(SUPPLIED INFORMATION begins)
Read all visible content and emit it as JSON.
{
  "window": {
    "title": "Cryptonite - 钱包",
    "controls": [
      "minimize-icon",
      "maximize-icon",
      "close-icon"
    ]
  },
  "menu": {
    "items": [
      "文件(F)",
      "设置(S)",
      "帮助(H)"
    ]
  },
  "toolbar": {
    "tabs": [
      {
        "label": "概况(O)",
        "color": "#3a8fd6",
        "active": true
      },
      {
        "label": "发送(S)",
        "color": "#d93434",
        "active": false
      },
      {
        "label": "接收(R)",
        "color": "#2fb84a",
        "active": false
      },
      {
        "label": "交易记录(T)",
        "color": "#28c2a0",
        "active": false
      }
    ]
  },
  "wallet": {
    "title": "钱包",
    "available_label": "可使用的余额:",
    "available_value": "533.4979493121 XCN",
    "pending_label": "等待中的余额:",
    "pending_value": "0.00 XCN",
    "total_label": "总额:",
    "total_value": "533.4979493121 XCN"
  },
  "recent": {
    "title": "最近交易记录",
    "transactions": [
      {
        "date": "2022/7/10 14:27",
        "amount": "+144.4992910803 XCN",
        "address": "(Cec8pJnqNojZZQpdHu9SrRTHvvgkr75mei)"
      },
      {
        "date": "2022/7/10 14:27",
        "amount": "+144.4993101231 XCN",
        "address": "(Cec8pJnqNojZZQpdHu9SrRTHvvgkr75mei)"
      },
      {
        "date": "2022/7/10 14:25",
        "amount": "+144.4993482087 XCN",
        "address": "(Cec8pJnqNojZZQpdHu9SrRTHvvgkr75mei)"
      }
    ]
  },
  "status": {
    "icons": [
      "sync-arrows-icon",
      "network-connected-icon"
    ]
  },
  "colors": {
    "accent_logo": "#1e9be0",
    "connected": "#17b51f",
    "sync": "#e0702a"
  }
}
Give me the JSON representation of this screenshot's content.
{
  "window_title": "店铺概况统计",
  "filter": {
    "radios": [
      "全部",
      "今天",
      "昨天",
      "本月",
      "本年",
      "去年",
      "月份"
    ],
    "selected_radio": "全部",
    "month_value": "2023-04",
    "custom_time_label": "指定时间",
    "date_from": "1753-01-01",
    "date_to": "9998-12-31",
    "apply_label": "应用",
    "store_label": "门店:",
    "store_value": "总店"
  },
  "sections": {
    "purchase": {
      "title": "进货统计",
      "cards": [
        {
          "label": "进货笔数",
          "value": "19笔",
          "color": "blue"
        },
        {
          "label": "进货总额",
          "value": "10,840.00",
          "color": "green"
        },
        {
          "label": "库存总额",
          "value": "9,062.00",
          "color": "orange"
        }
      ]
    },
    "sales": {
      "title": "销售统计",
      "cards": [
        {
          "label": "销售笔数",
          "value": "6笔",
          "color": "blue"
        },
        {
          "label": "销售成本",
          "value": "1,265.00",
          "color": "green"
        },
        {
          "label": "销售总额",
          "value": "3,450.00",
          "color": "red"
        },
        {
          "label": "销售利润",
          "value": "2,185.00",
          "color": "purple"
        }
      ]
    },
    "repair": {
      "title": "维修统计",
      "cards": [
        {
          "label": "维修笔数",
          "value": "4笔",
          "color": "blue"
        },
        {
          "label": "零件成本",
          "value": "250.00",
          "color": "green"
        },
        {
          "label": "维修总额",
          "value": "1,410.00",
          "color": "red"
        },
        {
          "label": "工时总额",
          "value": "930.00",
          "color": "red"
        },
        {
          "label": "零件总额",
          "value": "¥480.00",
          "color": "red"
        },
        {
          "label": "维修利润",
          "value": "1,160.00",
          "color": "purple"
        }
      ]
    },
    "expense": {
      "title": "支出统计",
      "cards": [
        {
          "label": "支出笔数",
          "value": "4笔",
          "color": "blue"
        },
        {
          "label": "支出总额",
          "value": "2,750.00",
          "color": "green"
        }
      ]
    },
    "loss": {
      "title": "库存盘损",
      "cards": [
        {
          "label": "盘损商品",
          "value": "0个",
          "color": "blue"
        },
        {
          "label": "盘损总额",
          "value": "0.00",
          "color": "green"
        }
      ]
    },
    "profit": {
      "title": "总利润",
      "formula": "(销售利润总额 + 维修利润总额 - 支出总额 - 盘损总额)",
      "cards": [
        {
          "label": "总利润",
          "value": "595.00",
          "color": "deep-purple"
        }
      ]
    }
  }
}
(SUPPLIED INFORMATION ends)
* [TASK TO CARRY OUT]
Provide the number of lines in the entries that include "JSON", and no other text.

* [SOLUTION]
2